Those rules shall include provisions ensuring that persons or organisations which, under national legislation, can justify a legitimate interest in the suppression of advertising, sponsorship or other matters incompatible with this Directive, may take legal action against such advertising or sponsorship or bring such advertising or sponsorship to the attention of an administrative body competent either to pronounce on complaints or to institute the appropriate legal proceedings.
Free movement of products and services
Member States shall not prohibit or restrict the free movement of products or services which comply with this Directive.
References to Directive 98/43/EC
References to the annulled Directive 98/43/EC shall be construed as references to this Directive.

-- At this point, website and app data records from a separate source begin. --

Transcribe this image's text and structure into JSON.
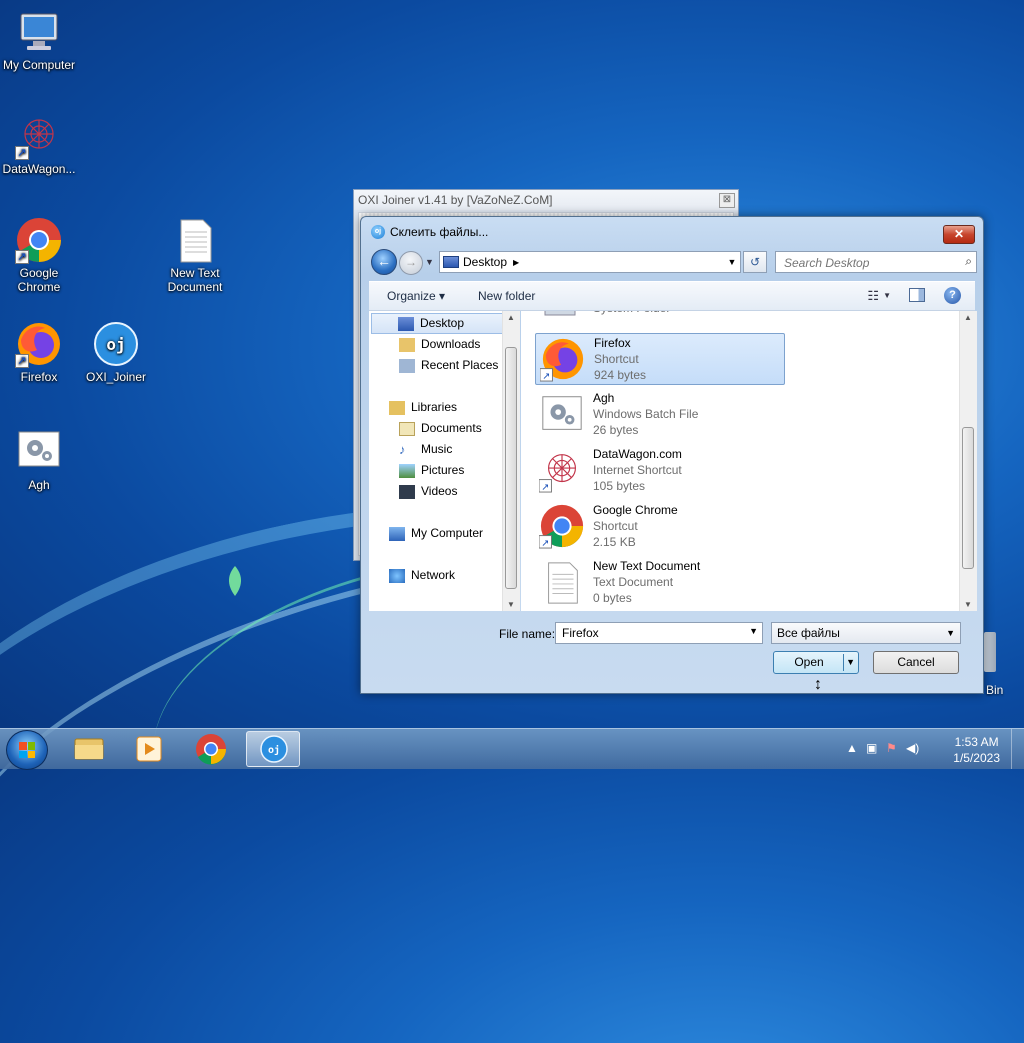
{
  "desktop": {
    "icons": [
      {
        "label": "My Computer"
      },
      {
        "label": "DataWagon..."
      },
      {
        "label": "Google Chrome"
      },
      {
        "label": "New Text Document"
      },
      {
        "label": "Firefox"
      },
      {
        "label": "OXI_Joiner"
      },
      {
        "label": "Agh"
      }
    ],
    "recycle_bin_partial": "Bin"
  },
  "oxi_window": {
    "title": "OXI Joiner v1.41 by [VaZoNeZ.CoM]",
    "close": "⊠"
  },
  "dialog": {
    "title": "Склеить файлы...",
    "close": "✕",
    "address": {
      "location": "Desktop"
    },
    "search_placeholder": "Search Desktop",
    "toolbar": {
      "organize": "Organize ▾",
      "new_folder": "New folder"
    },
    "nav": {
      "desktop": "Desktop",
      "downloads": "Downloads",
      "recent_places": "Recent Places",
      "libraries": "Libraries",
      "documents": "Documents",
      "music": "Music",
      "pictures": "Pictures",
      "videos": "Videos",
      "my_computer": "My Computer",
      "network": "Network"
    },
    "files": [
      {
        "name": "",
        "type": "System Folder",
        "size": ""
      },
      {
        "name": "Firefox",
        "type": "Shortcut",
        "size": "924 bytes"
      },
      {
        "name": "Agh",
        "type": "Windows Batch File",
        "size": "26 bytes"
      },
      {
        "name": "DataWagon.com",
        "type": "Internet Shortcut",
        "size": "105 bytes"
      },
      {
        "name": "Google Chrome",
        "type": "Shortcut",
        "size": "2.15 KB"
      },
      {
        "name": "New Text Document",
        "type": "Text Document",
        "size": "0 bytes"
      }
    ],
    "file_name_label": "File name:",
    "file_name_value": "Firefox",
    "file_type": "Все файлы",
    "open_button": "Open",
    "cancel_button": "Cancel"
  },
  "taskbar": {
    "clock_time": "1:53 AM",
    "clock_date": "1/5/2023"
  },
  "colors": {
    "accent": "#1565c0",
    "selection": "#c5ddf9"
  }
}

1. Member States shall bring into force the laws, regulations and administrative provisions necessary to comply with this Directive by 31 July 2005 at the latest. They shall forthwith inform the Commission thereof.
When Member States adopt those measures, they shall contain a reference to this Directive or be accompanied by such a reference on the occasion of their official publication. The methods of making such reference shall be laid down by the Member States.
2. Member States shall communicate to the Commission the text of the main provisions of national law which they adopt in the field covered by this Directive.
Entry into force
This Directive shall enter into force on the day of its publication in the Official Journal of the European Union.
This Directive is addressed to the Member States.
Done at Brussels, 26 May 2003.
For the European Parliament
For the Council
(1) OJ C 270 E, 25.9.2001, p. 97.
(2) OJ C 36, 8.2.2002, p. 104.
(3) Opinion of the European Parliament of 20 November 2002 (not yet published in the Official Journal) and Decision of the Council of 27 March 2003.
(4) OJ C 188, 22.7.1995, p. 1.
(5) OJ L 311, 28.11.2001, p. 67.
(6) OJ L 298, 17.10.1989, p. 23. Directive as amended by Directive 97/36/EC of the European Parliament and of the Council (OJ L 202, 30.7.1997, p. 60).
(7) OJ L 250, 19.9.1984, p. 17. Directive as amended by Directive 97/55/EC of the European Parliament and of the Council (OJ L 290, 23.10.1997, p. 18).
(8) OJ L 194, 18.7.2001, p. 26.
(9) OJ L 213, 30.7.1998, p. 9.
(10)  ECR I-8419.
(11) OJ L 204, 21.7.1998, p. 37. Directive as amended by Directive 98/48/EC (OJ L 217, 5.8.1998, p. 18).